[Task instructions]:
Repeat each entry in the data, exactly.

<<<<

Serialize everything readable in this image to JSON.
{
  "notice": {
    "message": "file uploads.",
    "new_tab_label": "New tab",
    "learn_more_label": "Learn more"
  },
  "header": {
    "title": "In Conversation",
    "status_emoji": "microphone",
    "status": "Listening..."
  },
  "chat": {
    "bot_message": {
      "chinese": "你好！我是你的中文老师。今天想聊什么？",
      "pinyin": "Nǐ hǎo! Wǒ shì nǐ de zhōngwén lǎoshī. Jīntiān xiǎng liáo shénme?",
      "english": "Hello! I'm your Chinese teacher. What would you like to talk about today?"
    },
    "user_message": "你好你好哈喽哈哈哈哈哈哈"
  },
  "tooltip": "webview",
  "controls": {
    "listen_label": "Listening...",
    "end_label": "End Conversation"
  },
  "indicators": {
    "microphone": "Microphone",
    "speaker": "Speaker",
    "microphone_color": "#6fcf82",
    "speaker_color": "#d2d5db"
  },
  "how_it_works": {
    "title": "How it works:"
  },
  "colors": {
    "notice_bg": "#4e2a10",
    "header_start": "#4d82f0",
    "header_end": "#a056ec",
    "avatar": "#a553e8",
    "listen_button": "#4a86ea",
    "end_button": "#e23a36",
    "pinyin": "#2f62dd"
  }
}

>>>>

[Solved exercise]:
Serialize everything readable in this image to JSON.
{
  "notice": {
    "message": "file uploads.",
    "new_tab_label": "New tab",
    "learn_more_label": "Learn more"
  },
  "header": {
    "title": "In Conversation",
    "status_emoji": "microphone",
    "status": "Listening..."
  },
  "chat": {
    "bot_message": {
      "chinese": "你好！我是你的中文老师。今天想聊什么？",
      "pinyin": "Nǐ hǎo! Wǒ shì nǐ de zhōngwén lǎoshī. Jīntiān xiǎng liáo shénme?",
      "english": "Hello! I'm your Chinese teacher. What would you like to talk about today?"
    },
    "user_message": "你好你好哈喽哈哈哈哈哈哈"
  },
  "tooltip": "webview",
  "controls": {
    "listen_label": "Listening...",
    "end_label": "End Conversation"
  },
  "indicators": {
    "microphone": "Microphone",
    "speaker": "Speaker",
    "microphone_color": "#6fcf82",
    "speaker_color": "#d2d5db"
  },
  "how_it_works": {
    "title": "How it works:"
  },
  "colors": {
    "notice_bg": "#4e2a10",
    "header_start": "#4d82f0",
    "header_end": "#a056ec",
    "avatar": "#a553e8",
    "listen_button": "#4a86ea",
    "end_button": "#e23a36",
    "pinyin": "#2f62dd"
  }
}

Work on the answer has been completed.